Hometown Weekly Correspondent
The Davis Museum at Wellesley College is hosting two complementary photography exhibitions that focus on the beginnings of photography in the 19th century, as well as repeating subjects in snapshots of the early to mid-20th century. “Making, Not Taking: Portrait Photography in the 19th Century” and “Going Viral: Photography, Performance, and the Everyday” will run through June 7. If you are interested in the beginnings of photography and its reflections of societal trends, you will find these exhibits thought-provoking.
“Making, Not Taking: Portrait Photography in the 19th Century” focuses on the beginnings of photography, and the experience of creating portraits in the form of daguerreotypes, tintypes, and cartes de visite.
In the 19th century, photographs were created in luxurious palaces of photography, where they were exposed, developed, finished, and framed. People went to photography studios to record the important moments of their lives and photographs were treasured. The main goal of photography was to create an accurate likeness of the sitter.The process of photography required long exposure times. It was necessary to sit still for long minutes while the photograph was created. One can imagine this more clearly by viewing the life-sized recreation of a photographer’s studio that is featured in the museum’s exhibit gallery. The studio includes a posing chair, a table for resting the hands so they don’t blur from shaking, and a brace to hold the sitter’s head steady.
The gallery also includes several display cases of daguerreotypes, tintypes, cartes de visite and the ornate cases that held them.
The “Going Viral: Photography, Performance, and the Everyday” exhibit continues the story of photography into the 20th century, when shorter exposure times and more accessible equipment, such as the Kodak Brownie camera, allowed people to create their own snapshots wherever they were - and to show more action, emotion, and relationship between subjects.
The Kodak Brownie camera came loaded with film; the owner would snap photos and then send the whole camera back to Kodak. The company removed the film, developed the photos, and delivered small, round prints to the customer within five days.

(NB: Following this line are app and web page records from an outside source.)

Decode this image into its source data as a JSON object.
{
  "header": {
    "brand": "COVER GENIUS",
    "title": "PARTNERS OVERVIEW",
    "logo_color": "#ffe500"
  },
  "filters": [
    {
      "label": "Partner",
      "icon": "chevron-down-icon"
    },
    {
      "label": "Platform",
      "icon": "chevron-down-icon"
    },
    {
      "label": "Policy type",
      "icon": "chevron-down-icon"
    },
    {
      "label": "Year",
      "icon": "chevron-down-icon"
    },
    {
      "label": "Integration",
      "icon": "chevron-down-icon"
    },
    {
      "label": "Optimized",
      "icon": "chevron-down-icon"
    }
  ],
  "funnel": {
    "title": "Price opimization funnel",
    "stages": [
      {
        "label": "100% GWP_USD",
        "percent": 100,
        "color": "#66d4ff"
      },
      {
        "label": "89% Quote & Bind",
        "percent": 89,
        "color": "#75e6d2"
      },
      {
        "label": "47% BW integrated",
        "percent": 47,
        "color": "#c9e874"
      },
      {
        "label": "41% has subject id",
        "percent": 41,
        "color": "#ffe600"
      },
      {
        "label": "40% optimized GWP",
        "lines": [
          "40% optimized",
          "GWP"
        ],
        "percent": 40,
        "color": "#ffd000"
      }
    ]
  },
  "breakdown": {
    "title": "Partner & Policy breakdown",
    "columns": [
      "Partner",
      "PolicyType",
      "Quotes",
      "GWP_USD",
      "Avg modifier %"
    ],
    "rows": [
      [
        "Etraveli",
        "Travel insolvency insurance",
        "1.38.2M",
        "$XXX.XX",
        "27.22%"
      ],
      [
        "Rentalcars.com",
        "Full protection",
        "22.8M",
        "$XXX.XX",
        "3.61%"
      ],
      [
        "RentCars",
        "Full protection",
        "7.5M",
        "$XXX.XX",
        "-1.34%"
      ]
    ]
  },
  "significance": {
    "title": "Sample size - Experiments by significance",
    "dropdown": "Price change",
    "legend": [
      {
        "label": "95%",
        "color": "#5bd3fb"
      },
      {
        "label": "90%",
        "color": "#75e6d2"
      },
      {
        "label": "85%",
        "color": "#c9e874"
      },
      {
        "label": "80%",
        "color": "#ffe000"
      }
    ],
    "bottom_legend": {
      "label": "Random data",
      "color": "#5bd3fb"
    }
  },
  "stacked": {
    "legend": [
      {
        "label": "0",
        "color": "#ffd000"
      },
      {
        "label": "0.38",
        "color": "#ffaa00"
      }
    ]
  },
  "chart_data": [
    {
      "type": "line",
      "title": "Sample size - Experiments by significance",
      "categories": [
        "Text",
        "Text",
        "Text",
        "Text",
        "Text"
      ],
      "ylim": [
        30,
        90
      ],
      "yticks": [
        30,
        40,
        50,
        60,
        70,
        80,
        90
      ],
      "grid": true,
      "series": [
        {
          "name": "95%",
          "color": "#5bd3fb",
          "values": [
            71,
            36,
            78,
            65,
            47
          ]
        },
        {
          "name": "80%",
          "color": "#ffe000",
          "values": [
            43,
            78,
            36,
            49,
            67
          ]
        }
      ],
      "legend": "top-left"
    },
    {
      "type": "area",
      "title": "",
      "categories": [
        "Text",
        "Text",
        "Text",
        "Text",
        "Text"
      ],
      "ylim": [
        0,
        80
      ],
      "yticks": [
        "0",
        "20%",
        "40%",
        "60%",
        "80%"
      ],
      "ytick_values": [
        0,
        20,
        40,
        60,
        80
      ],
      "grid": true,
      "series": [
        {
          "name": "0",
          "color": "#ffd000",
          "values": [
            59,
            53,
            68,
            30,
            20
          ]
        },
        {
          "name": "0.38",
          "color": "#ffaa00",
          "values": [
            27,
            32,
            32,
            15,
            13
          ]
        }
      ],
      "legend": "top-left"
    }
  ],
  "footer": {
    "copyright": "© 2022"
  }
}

The camera was then returned with new film loaded in it.
The snapshots in gallery are divided into several repeating types that were common in the early to mid-20th century. The prevalence of repeated types is compared to the phenomenon of photos going viral today.
Repeating types featured in the exhibit include “Viewing Vistas,” “Fake Fighting,” “Showing Skirts,” “Cross-Dressing,” “Costumes and Caricatures,” “Pyromania,” “Snapping Shadows,” “The Ends,” “Me,” and “Pictures of People Taking Pictures.” The typical explanatory signs are not included in this gallery for each of these sections. Instead, visitors are welcomed to take a card with the photo on one side and an explanation of the section on the other, bring it home with them, and continue to experience the snapshots at home.
At the end of the exhibit, Kodak Printomatic cameras are provided for visitors to use in taking a photograph for an album displayed in the gallery, and another one to take home with them. The visitors thus become part of the story.
“Making, Not Taking: Portrait Photography in the 19th Century” and “Going Viral: Photography, Performance, and the Everyday” are eye-opening, informative, and well-designed shows. In this age when we rarely even print photographs anymore, the Davis Museum allows us an opportunity to focus on the processes and the subject choices made in earlier times to create lasting records of experience.